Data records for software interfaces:
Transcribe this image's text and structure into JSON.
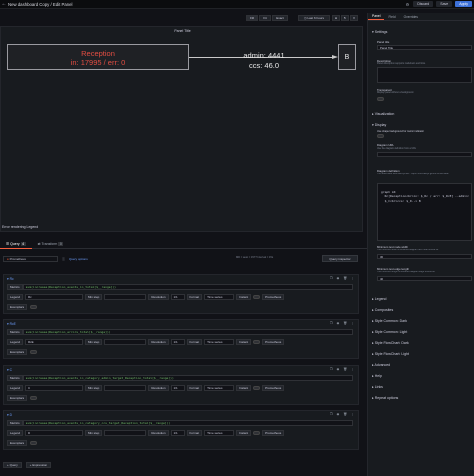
{
  "header": {
    "title": "New dashboard Copy / Edit Panel",
    "discard": "Discard",
    "save": "Save",
    "apply": "Apply"
  },
  "viewbar": {
    "fill": "Fill",
    "fit": "Fit",
    "exact": "Exact",
    "time": "Last 6 hours"
  },
  "panel": {
    "title": "Panel Title",
    "node_a_line1": "Reception",
    "node_a_line2": "in: 17995 / err: 0",
    "node_b": "B",
    "edge_label1": "admin: 4441",
    "edge_label2": "ccs: 46.0",
    "error": "Error rendering Legend"
  },
  "tabs": {
    "query": "Query",
    "query_count": "4",
    "transform": "Transform",
    "transform_count": "0"
  },
  "query_toolbar": {
    "datasource": "Prometheus",
    "options": "Query options",
    "meta": "MD = auto = 1577   Interval = 15s",
    "inspector": "Query inspector"
  },
  "queries": [
    {
      "ref": "Rc",
      "metric": "sum(increase(Reception_events_in_total[$__range]))",
      "legend": "Rc",
      "min_step": "Min step",
      "resolution": "1/1",
      "format": "Time series",
      "instant": "Instant",
      "type": "Prometheus"
    },
    {
      "ref": "RcE",
      "metric": "sum(increase(Reception_errors_total[$__range]))",
      "legend": "RcE",
      "min_step": "Min step",
      "resolution": "1/1",
      "format": "Time series",
      "instant": "Instant",
      "type": "Prometheus"
    },
    {
      "ref": "C",
      "metric": "sum(increase(Reception_events_in_category_admin_target_Reception_total[$__range]))",
      "legend": "C",
      "min_step": "Min step",
      "resolution": "1/1",
      "format": "Time series",
      "instant": "Instant",
      "type": "Prometheus"
    },
    {
      "ref": "D",
      "metric": "sum(increase(Reception_events_in_category_ccs_target_Reception_total[$__range]))",
      "legend": "D",
      "min_step": "Min step",
      "resolution": "1/1",
      "format": "Time series",
      "instant": "Instant",
      "type": "Prometheus"
    }
  ],
  "labels": {
    "metrics": "Metrics",
    "legend": "Legend",
    "resolution": "Resolution",
    "format": "Format",
    "exemplars": "Exemplars"
  },
  "add": {
    "query": "+ Query",
    "expression": "+ Expression"
  },
  "sidebar": {
    "tabs": [
      "Panel",
      "Field",
      "Overrides"
    ],
    "settings": "Settings",
    "panel_title_label": "Panel title",
    "panel_title_value": "Panel Title",
    "description_label": "Description",
    "description_hint": "Panel description supports markdown and links.",
    "transparent_label": "Transparent",
    "transparent_hint": "Display panel without a background.",
    "visualization": "Visualization",
    "display": "Display",
    "shape_bg_label": "Use shape background for metric indicator",
    "diagram_url_label": "Diagram URL",
    "diagram_url_hint": "Use the diagram definition from a URL",
    "definition_label": "Diagram definition",
    "definition_hint": "This area uses Mermaid syntax - https://mermaid-js.github.io/mermaid/",
    "definition_code": "graph LR\n  Rc[Reception<br>in: $_Rc / err: $_RcE] --admin:\n  $_C<br>ccs: $_D--> B",
    "min_node_label": "Minimum text node width",
    "min_node_hint": "The minimum width a rendered diagram text node should be",
    "min_node_value": "30",
    "min_edge_label": "Minimum text edge length",
    "min_edge_hint": "The minimum length a rendered diagram edge should be",
    "min_edge_value": "40",
    "sections": [
      "Legend",
      "Composites",
      "Style Common: Dark",
      "Style Common: Light",
      "Style FlowChart: Dark",
      "Style FlowChart: Light",
      "Advanced",
      "Help",
      "Links",
      "Repeat options"
    ]
  }
}
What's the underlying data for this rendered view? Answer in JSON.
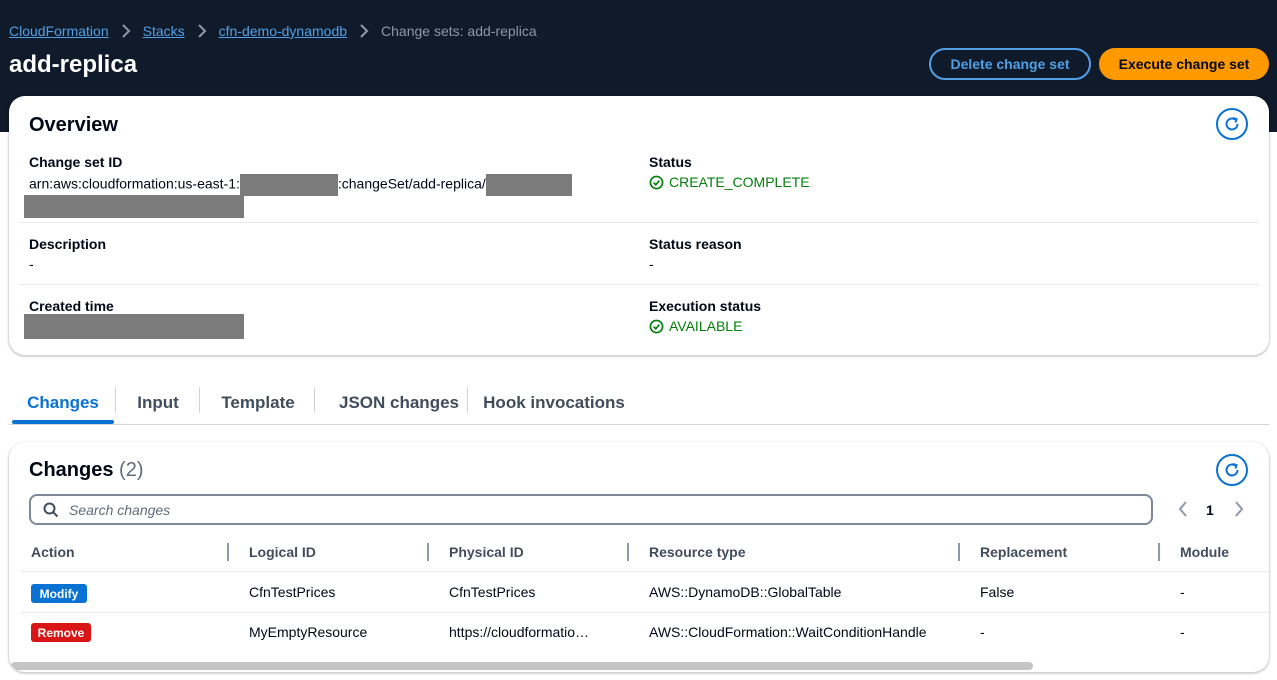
{
  "breadcrumb": {
    "items": [
      "CloudFormation",
      "Stacks",
      "cfn-demo-dynamodb"
    ],
    "current": "Change sets: add-replica"
  },
  "header": {
    "title": "add-replica",
    "delete_label": "Delete change set",
    "execute_label": "Execute change set"
  },
  "overview": {
    "title": "Overview",
    "change_set_id_label": "Change set ID",
    "change_set_id_prefix": "arn:aws:cloudformation:us-east-1:",
    "change_set_id_middle": ":changeSet/add-replica/",
    "status_label": "Status",
    "status_value": "CREATE_COMPLETE",
    "description_label": "Description",
    "description_value": "-",
    "status_reason_label": "Status reason",
    "status_reason_value": "-",
    "created_time_label": "Created time",
    "execution_status_label": "Execution status",
    "execution_status_value": "AVAILABLE"
  },
  "tabs": [
    "Changes",
    "Input",
    "Template",
    "JSON changes",
    "Hook invocations"
  ],
  "changes": {
    "title": "Changes",
    "count": "(2)",
    "search_placeholder": "Search changes",
    "page": "1",
    "columns": [
      "Action",
      "Logical ID",
      "Physical ID",
      "Resource type",
      "Replacement",
      "Module"
    ],
    "rows": [
      {
        "action": "Modify",
        "logical_id": "CfnTestPrices",
        "physical_id": "CfnTestPrices",
        "resource_type": "AWS::DynamoDB::GlobalTable",
        "replacement": "False",
        "module": "-"
      },
      {
        "action": "Remove",
        "logical_id": "MyEmptyResource",
        "physical_id": "https://cloudformatio…",
        "resource_type": "AWS::CloudFormation::WaitConditionHandle",
        "replacement": "-",
        "module": "-"
      }
    ]
  },
  "colors": {
    "header_bg": "#0f1b2a",
    "link": "#539fe5",
    "primary_button": "#ff9900",
    "accent": "#0972d3",
    "success": "#037f0c",
    "modify_badge": "#0972d3",
    "remove_badge": "#d91515"
  }
}
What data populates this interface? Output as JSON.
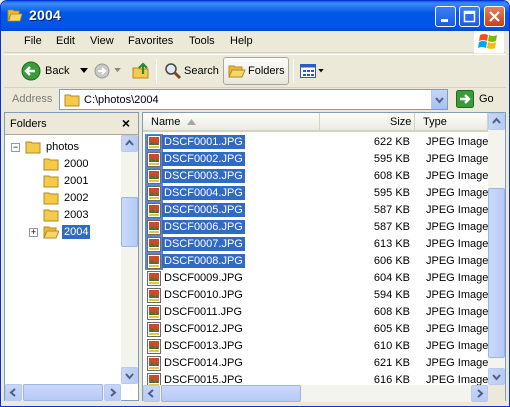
{
  "window": {
    "title": "2004"
  },
  "menu": [
    "File",
    "Edit",
    "View",
    "Favorites",
    "Tools",
    "Help"
  ],
  "toolbar": {
    "back": "Back",
    "search": "Search",
    "folders": "Folders"
  },
  "address": {
    "label": "Address",
    "path": "C:\\photos\\2004",
    "go": "Go"
  },
  "folders_pane": {
    "title": "Folders",
    "close": "×",
    "tree": [
      {
        "label": "photos",
        "level": 0,
        "expander": "−",
        "selected": false
      },
      {
        "label": "2000",
        "level": 1,
        "expander": "",
        "selected": false
      },
      {
        "label": "2001",
        "level": 1,
        "expander": "",
        "selected": false
      },
      {
        "label": "2002",
        "level": 1,
        "expander": "",
        "selected": false
      },
      {
        "label": "2003",
        "level": 1,
        "expander": "",
        "selected": false
      },
      {
        "label": "2004",
        "level": 1,
        "expander": "+",
        "selected": true
      }
    ]
  },
  "file_list": {
    "columns": {
      "name": "Name",
      "size": "Size",
      "type": "Type"
    },
    "files": [
      {
        "name": "DSCF0001.JPG",
        "size": "622 KB",
        "type": "JPEG Image",
        "selected": true
      },
      {
        "name": "DSCF0002.JPG",
        "size": "595 KB",
        "type": "JPEG Image",
        "selected": true
      },
      {
        "name": "DSCF0003.JPG",
        "size": "608 KB",
        "type": "JPEG Image",
        "selected": true
      },
      {
        "name": "DSCF0004.JPG",
        "size": "595 KB",
        "type": "JPEG Image",
        "selected": true
      },
      {
        "name": "DSCF0005.JPG",
        "size": "587 KB",
        "type": "JPEG Image",
        "selected": true
      },
      {
        "name": "DSCF0006.JPG",
        "size": "587 KB",
        "type": "JPEG Image",
        "selected": true
      },
      {
        "name": "DSCF0007.JPG",
        "size": "613 KB",
        "type": "JPEG Image",
        "selected": true
      },
      {
        "name": "DSCF0008.JPG",
        "size": "606 KB",
        "type": "JPEG Image",
        "selected": true
      },
      {
        "name": "DSCF0009.JPG",
        "size": "604 KB",
        "type": "JPEG Image",
        "selected": false
      },
      {
        "name": "DSCF0010.JPG",
        "size": "594 KB",
        "type": "JPEG Image",
        "selected": false
      },
      {
        "name": "DSCF0011.JPG",
        "size": "608 KB",
        "type": "JPEG Image",
        "selected": false
      },
      {
        "name": "DSCF0012.JPG",
        "size": "605 KB",
        "type": "JPEG Image",
        "selected": false
      },
      {
        "name": "DSCF0013.JPG",
        "size": "610 KB",
        "type": "JPEG Image",
        "selected": false
      },
      {
        "name": "DSCF0014.JPG",
        "size": "621 KB",
        "type": "JPEG Image",
        "selected": false
      },
      {
        "name": "DSCF0015.JPG",
        "size": "616 KB",
        "type": "JPEG Image",
        "selected": false
      }
    ]
  },
  "icons": {
    "title": "folder-open-icon",
    "back": "back-arrow-icon",
    "forward": "forward-arrow-icon",
    "up": "up-folder-icon",
    "search": "search-icon",
    "folders": "folders-icon",
    "views": "views-icon",
    "go": "go-arrow-icon",
    "file": "jpeg-file-icon"
  },
  "colors": {
    "titlebar": "#0058e6",
    "selection": "#316ac5",
    "close_button": "#c4411b"
  }
}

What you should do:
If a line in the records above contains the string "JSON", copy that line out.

Task answer:
Transcribe this image's text and structure into JSON.
What's the underlying data for this rendered view? Answer in JSON.
    "JSON changes",
What data populates this interface? Output as JSON.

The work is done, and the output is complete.